The simchah of Purim is that one can internally feel that everything is from Hashem. The real choice is not between the two or more options. Rather, our choice is simply whether or not to do Hashemâ€™s will. If we focus on ourselves and our choices before us, then we will naturally be riddled with doubts, as we are human and finite and fallible. But if we manage to focus on the fact that Hashem is doing everything, and we nullify our own will to His will, then we can reach an inner place of certainty, of â€œHaVadai Shemoâ€ â€“ â€œHis Name is absolute.â€
Hashem is fighting Amalek, not us. If we fight Amalek ourselves, we are bound to lose. Only once we recognize that Hashem fights Amalek are we enabling Hashem to win in our case. The path before us will become clear only by choosing to focus on doing Hashemâ€™s will.
Purim is the time to see that Hashem is behind all decrees. Even Hamanâ€™s decree ended up being good. Just as Hashem makes the decrees He can nullify them if He chooses. Purim shows us that though man always has doubts, there is no doubt associated with Hashem. The best way to leave all doubts is to see Hashem in and behind every action.
Practically speaking, we should try an exercise of emunah every day in order to battle against Amalek. This will gradually allow the knowledge that Hashem is the One behind everything to penetrate our hearts and overtake our doubts. When we are faced with indecision, we should tell ourselves that the situation was created by Hashem and that He is the only Truth.

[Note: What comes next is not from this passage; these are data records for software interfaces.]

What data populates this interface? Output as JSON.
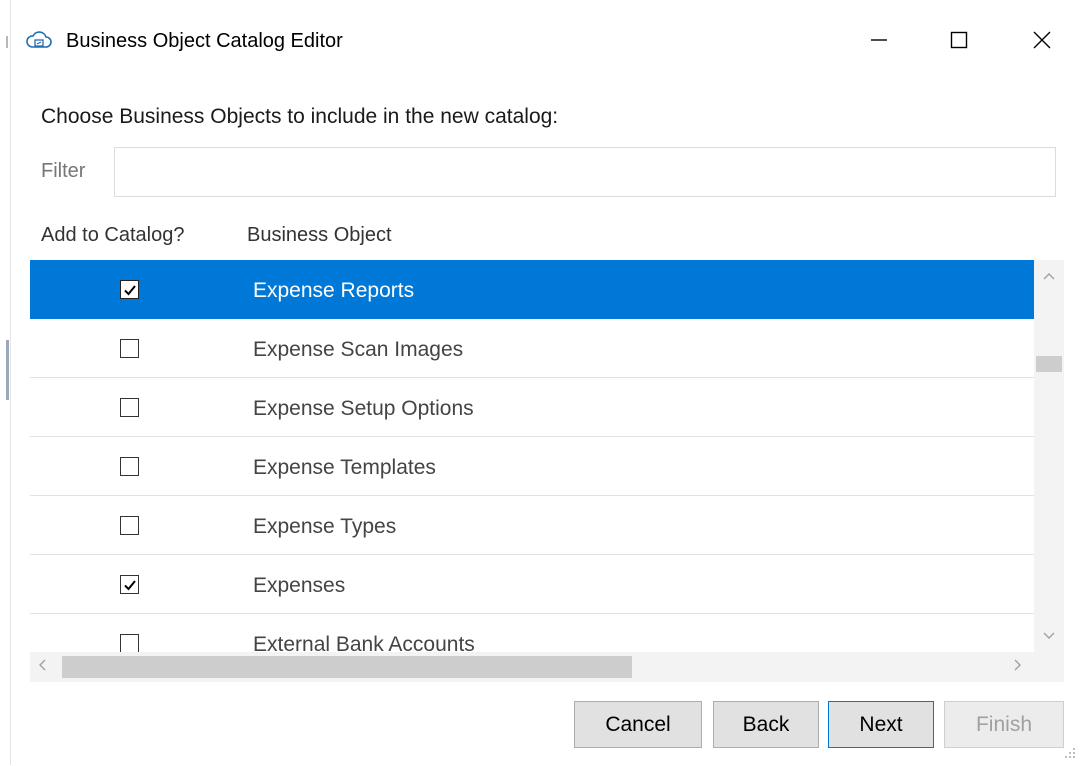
{
  "window": {
    "title": "Business Object Catalog Editor",
    "app_icon": "cloud-icon",
    "controls": [
      "minimize-icon",
      "maximize-icon",
      "close-icon"
    ]
  },
  "prompt": "Choose Business Objects to include in the new catalog:",
  "filter": {
    "label": "Filter",
    "value": "",
    "placeholder": ""
  },
  "columns": {
    "add": "Add to Catalog?",
    "object": "Business Object"
  },
  "rows": [
    {
      "label": "Expense Reports",
      "checked": true,
      "selected": true
    },
    {
      "label": "Expense Scan Images",
      "checked": false,
      "selected": false
    },
    {
      "label": "Expense Setup Options",
      "checked": false,
      "selected": false
    },
    {
      "label": "Expense Templates",
      "checked": false,
      "selected": false
    },
    {
      "label": "Expense Types",
      "checked": false,
      "selected": false
    },
    {
      "label": "Expenses",
      "checked": true,
      "selected": false
    },
    {
      "label": "External Bank Accounts",
      "checked": false,
      "selected": false
    }
  ],
  "buttons": {
    "cancel": "Cancel",
    "back": "Back",
    "next": "Next",
    "finish": "Finish"
  },
  "colors": {
    "selection": "#0078d7",
    "accent": "#0078d7"
  }
}
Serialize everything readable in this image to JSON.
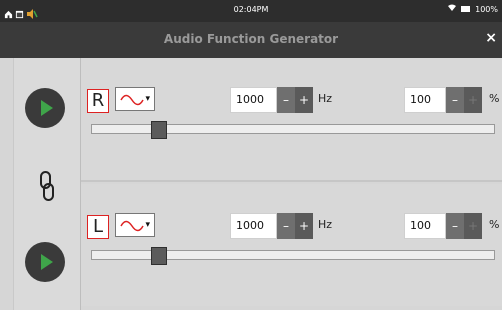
{
  "status_bar": {
    "time": "02:04PM",
    "battery": "100%",
    "icons": [
      "home-icon",
      "window-icon",
      "speaker-icon",
      "wifi-icon",
      "battery-icon"
    ]
  },
  "window": {
    "title": "Audio Function Generator",
    "close_label": "×"
  },
  "channels": [
    {
      "label": "R",
      "waveform": "sine",
      "frequency": "1000",
      "frequency_unit": "Hz",
      "amplitude": "100",
      "amplitude_unit": "%",
      "minus_label": "–",
      "plus_label": "+",
      "slider_value": 0.1
    },
    {
      "label": "L",
      "waveform": "sine",
      "frequency": "1000",
      "frequency_unit": "Hz",
      "amplitude": "100",
      "amplitude_unit": "%",
      "minus_label": "–",
      "plus_label": "+",
      "slider_value": 0.1
    }
  ],
  "colors": {
    "accent_red": "#dd2222",
    "play_green": "#3fa54a",
    "background": "#d6d6d6"
  }
}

In this way, one will merit to erase Amalek from his heart and merit the simchah of leaving their doubts.
Through this work, with the help of Hashem, may the light of our discovery lead to the illumination of all of Creation, when Amalek will be completely erased, and â€œHashem will be One, and His Name will be One.â€
 Tikkunei HaZohar 421 (57b)
 a concept and legal principle in Jewish law which explains why some Jewish holidays are celebrated for one day in the Land of Israel but for two days outside the Land.
2 â€œRaishis goyim, Amalekâ€ â€“ â€œThe first of the nations is Amalekâ€ â€“ Bamidbar 24:20
 The Hebrew word Amalek has same numerical value as the hebrew word Purim (240)
3 sefer Bnei Yissocher
 Tehillim: 73
 Iyov 3:4; Kli Yakar Bereishis 1:3, 9:201; Tanya (Ch. 2), Nefesh haChaim (Ch. 1)
 Shemos 17:12
 The king of Assyria who destroyed Babylon.
 Yalkut Shimeoni Tehillim 139
 Yoma 74b
 Referring to Hashemâ€™s essence.
 A substitute pronunciation of the divine name, havaya
 Rashi in end of Parshas Beshalach
 Zohar Beraishis 11a
 Shaalos Uâ€™Teshuvos HaRema 5; Metzudas David to Mishlei 15:30; also attributed to a statement of the Rambam
 Avos 1:16